[Start of section]
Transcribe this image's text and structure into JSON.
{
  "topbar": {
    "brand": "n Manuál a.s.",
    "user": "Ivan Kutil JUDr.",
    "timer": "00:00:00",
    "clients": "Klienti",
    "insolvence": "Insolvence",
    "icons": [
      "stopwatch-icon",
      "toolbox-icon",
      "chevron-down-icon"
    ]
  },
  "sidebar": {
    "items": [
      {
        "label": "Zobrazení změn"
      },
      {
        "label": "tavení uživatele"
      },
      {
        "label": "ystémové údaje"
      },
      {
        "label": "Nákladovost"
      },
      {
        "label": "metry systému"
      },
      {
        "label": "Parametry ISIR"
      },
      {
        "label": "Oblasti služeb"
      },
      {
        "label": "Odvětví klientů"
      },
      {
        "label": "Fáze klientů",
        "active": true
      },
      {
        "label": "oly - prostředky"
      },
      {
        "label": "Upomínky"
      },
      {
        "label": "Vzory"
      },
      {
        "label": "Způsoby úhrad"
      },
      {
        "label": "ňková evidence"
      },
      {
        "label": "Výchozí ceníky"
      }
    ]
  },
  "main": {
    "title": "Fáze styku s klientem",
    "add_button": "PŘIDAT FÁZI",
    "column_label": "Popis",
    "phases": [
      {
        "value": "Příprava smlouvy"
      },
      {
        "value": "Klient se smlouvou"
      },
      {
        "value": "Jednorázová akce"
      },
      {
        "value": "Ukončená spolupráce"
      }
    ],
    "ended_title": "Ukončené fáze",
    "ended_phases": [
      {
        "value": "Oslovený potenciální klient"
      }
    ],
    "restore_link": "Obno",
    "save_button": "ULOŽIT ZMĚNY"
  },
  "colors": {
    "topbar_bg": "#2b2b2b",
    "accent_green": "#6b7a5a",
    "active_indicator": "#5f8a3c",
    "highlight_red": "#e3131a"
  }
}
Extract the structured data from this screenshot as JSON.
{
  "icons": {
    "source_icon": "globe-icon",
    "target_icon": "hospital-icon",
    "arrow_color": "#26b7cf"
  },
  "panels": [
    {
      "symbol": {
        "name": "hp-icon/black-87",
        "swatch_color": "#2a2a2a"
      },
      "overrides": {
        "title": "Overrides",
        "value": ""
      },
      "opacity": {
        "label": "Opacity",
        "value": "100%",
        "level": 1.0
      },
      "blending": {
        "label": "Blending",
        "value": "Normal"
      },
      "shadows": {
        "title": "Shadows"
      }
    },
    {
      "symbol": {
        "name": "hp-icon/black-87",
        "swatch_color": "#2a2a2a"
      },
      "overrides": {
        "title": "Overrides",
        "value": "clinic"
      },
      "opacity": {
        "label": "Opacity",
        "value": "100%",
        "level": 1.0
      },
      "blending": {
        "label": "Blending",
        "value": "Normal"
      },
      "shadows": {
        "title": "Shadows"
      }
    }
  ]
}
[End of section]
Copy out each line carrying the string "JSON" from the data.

Transcribe this image's text and structure into JSON.
Extract the structured data from this screenshot as JSON.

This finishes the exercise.